The chaos of the situation perfectly highlighted how tricky it is to track orbital rocket debris and provide an accurate estimate for the reentry point. The reason Spain closed its airspace, even though the rocket debris eventually fell over the Pacific, is that the rocket core travels at roughly 17,000 mph (27,360 km/h). This means that the estimated reentry point has to be constantly revised and changed alongside continuous tracking efforts. As an example, if the prediction is off by an hour, that means the predicted reentry point will be off by roughly 17,000 miles (27,360 km).

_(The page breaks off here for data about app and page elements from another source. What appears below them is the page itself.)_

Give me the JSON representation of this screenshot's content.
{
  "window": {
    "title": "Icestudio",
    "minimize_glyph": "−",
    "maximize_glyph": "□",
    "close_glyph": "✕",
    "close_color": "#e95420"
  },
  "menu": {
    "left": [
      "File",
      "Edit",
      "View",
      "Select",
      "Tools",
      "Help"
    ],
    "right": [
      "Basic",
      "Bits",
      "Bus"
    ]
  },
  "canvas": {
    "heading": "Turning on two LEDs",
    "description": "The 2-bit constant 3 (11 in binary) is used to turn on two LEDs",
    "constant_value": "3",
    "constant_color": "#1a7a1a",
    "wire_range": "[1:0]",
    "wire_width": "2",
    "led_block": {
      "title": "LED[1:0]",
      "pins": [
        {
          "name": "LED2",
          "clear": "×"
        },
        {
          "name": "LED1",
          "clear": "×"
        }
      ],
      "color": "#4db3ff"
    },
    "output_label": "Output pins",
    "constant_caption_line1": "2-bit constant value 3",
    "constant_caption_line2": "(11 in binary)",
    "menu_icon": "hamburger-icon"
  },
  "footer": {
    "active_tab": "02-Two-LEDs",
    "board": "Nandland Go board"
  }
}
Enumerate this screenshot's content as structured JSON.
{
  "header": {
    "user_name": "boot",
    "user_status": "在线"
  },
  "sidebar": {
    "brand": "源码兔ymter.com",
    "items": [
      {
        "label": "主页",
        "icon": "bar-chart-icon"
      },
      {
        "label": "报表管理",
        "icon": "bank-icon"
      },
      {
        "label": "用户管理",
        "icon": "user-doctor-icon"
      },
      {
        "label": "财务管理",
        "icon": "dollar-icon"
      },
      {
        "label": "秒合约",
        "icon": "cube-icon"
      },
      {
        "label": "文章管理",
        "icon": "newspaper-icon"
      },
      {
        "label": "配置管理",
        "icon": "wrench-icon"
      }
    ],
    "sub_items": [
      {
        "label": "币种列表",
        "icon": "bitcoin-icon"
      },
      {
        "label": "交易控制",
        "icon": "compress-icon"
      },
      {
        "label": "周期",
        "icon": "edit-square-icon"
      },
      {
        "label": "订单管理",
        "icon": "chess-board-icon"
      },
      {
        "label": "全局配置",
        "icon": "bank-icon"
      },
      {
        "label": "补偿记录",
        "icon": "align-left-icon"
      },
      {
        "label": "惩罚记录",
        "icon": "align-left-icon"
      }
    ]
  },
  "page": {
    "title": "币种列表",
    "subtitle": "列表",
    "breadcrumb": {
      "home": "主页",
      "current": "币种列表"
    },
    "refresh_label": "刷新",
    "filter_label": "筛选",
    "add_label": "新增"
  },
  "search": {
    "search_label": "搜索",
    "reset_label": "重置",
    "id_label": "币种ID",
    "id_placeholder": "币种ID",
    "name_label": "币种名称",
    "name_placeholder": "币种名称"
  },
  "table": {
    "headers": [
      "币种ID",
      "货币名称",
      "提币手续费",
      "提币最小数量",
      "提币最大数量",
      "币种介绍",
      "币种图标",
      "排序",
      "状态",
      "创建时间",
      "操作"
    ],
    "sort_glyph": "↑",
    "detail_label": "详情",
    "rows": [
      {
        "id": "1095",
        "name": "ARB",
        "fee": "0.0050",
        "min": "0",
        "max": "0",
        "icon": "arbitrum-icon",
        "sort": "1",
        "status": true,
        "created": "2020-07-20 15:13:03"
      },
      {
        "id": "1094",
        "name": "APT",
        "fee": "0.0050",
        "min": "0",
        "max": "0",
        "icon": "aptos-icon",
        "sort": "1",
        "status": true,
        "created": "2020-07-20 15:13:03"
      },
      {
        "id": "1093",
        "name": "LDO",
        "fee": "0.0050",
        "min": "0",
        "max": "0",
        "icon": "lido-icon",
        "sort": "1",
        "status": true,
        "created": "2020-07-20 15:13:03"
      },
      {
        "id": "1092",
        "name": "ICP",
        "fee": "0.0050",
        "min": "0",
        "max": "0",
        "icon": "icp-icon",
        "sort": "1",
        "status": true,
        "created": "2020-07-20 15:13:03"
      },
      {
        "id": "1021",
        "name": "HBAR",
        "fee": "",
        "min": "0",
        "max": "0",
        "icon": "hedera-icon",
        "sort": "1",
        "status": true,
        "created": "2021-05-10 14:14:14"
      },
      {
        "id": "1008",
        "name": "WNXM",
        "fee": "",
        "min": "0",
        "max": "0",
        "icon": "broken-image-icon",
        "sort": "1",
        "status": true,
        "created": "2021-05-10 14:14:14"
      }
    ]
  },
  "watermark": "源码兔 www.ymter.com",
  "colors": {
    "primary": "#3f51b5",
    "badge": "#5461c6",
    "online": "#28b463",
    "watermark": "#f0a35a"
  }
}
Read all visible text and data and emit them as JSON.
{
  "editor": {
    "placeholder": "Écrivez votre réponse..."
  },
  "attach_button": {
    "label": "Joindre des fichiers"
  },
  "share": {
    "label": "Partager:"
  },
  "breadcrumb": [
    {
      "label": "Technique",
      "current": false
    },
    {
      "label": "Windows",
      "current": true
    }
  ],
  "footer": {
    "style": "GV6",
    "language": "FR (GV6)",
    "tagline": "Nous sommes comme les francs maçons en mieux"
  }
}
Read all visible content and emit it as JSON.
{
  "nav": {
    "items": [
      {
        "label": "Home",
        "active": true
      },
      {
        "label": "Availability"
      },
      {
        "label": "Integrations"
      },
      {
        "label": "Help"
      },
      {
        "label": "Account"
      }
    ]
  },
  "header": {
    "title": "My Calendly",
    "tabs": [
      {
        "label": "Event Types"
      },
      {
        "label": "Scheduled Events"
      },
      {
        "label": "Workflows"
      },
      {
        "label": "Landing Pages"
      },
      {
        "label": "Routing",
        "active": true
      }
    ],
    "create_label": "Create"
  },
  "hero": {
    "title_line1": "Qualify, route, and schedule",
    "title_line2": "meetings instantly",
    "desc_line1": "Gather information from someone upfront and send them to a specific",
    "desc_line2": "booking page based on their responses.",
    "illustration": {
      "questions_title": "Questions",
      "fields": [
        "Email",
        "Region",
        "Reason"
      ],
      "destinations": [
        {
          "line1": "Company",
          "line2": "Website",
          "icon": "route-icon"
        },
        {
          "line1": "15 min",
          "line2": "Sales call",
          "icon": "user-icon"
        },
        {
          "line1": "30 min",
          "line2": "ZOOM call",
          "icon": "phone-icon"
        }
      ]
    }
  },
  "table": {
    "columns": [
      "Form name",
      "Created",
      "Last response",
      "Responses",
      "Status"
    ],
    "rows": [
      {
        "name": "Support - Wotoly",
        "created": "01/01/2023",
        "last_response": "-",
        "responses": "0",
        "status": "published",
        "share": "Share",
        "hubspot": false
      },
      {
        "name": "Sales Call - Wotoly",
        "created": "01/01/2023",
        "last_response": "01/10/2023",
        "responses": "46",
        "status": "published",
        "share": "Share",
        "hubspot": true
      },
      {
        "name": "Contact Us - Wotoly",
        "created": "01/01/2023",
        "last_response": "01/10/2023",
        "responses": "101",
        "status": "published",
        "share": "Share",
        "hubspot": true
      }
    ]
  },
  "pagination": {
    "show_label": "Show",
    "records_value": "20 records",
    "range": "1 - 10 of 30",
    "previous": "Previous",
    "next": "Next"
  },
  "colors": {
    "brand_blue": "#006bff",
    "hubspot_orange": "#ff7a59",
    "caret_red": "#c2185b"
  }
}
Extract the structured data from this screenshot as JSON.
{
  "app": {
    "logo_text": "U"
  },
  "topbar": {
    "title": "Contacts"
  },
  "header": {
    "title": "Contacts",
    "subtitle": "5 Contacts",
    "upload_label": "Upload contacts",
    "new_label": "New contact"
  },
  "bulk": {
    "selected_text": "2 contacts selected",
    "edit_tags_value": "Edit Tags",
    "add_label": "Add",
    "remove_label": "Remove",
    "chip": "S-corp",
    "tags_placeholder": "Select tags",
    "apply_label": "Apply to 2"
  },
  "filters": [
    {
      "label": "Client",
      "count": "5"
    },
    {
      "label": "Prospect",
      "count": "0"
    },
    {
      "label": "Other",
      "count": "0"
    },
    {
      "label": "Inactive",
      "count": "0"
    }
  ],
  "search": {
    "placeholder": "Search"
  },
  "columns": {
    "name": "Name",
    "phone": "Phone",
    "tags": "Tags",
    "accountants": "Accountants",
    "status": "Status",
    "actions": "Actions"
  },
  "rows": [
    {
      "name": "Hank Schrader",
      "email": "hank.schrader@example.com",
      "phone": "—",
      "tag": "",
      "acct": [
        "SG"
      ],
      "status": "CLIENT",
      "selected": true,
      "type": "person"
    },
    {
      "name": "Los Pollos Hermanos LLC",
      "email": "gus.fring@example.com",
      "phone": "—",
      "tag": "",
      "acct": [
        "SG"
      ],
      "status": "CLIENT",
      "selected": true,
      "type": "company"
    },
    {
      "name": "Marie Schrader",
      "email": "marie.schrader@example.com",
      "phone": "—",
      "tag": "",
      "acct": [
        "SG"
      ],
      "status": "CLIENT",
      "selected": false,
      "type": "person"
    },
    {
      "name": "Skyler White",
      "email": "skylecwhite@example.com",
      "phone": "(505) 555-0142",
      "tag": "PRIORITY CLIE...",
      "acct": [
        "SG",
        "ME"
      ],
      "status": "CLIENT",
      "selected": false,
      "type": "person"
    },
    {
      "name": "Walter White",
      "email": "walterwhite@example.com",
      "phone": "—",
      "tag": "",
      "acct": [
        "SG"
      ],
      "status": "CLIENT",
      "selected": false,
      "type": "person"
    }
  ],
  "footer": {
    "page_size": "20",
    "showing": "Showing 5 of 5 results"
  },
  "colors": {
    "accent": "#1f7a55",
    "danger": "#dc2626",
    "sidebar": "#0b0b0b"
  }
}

China's lack of transparency on the issue only makes things worse. In July, after China's last uncontrolled rocket core reentry, NASA Administrator Bill Nelson tweeted, "the People’s Republic of China did not share specific trajectory information as their Long March 5B rocket fell back to Earth. All spacefaring nations should follow established best practices and do their part to share this type of information in advance to allow reliable predictions of potential debris impact risk, especially for heavy-lift vehicles, like the Long March 5B, which carry a significant risk of loss of life and property."
Without transparency from China regarding its reentries, it falls on entities like the U.S. Space Command, part of the U.S. military, and the Aerospace Corporation to track the falling debris and compile an ever-changing "debris footprint" map.
Have other countries and organizations performed dangerous uncontrolled reentries?
Perhaps the most famous and notorious uncontrolled reentry is that of NASA's Skylab orbital station in 1979.
Parts of the space station fell over rural Australia. While some held viewing parties to watch the station fall out of the sky, safety warnings were issued throughout large parts of the world as NASA was unable to pinpoint the exact location of reentry. The orbital station weighed close to 100 tons.
A piece of SpaceX's Crew-1 Dragon capsule also fell over farmland in Australia earlier this year, having spent roughly 20 months in orbit. In an interview with IE shortly afterward, Dr. Brad Tucker, an astrophysicist from the Australian National University, said, "we are lucky" the capsule chunk landed in a rural area. It is worth noting that the capsule shard would weigh a lot less than the 21-ton Long March 5B core stage.
Today, the U.S. applies the Orbital Debris Mitigation Standard Practices (ODMSPs) to all of its launches. ODMSP requires that the risk of a casualty from a reentering rocket body is below a 1-in-10,000 threshold.
However, a study published this year in the journal Nature Astronomy highlights the fact that the U.S. Air Force waived these requirements for 37 of its 66 launches between 2011 and 2018. NASA also waived the requirements for seven launches between 2008 and 2018, including for an Atlas V launch where the casualty risk was projected to be 1 in 600.
As a point of comparison, the Aerospace Corporation estimates that there are between one in 1,000 and one in 230 risks of a casualty from each of China's Long March 5B core stage reentries.
When can we expect another uncontrolled Long March 5B reentry?
Since its rocket debris landed over a village in the Ivory Coast in 2020, China has been seemingly unmoved by public criticism and has continued to launch Long March 5B rockets to orbit, despite the risks.
China's space administration has at least one Long March 5B launch planned for 2023 to launch its Hubble-rivaling telescope, Xuntian, into orbit.
Officials in China have referred to Western coverage of its Long March 5B rocket reentries as a smear campaign against the country's space industry — due to sour grapes over the country's recent advances in spaceflight.
In his email exchange with IE last week, Harvard astronomer and astrophysicist Jonathan McDowell said China is "mistaken," adding that "these reentries are objectively worse than what other countries are doing. I praise China's space program when it does good things, as it often does. And I criticize them when they are bad. This is bad."
Earth change goes beyond melting icecaps and rising sea levels. Earth is made up of smaller interconnected systems with relatively unusual changes too.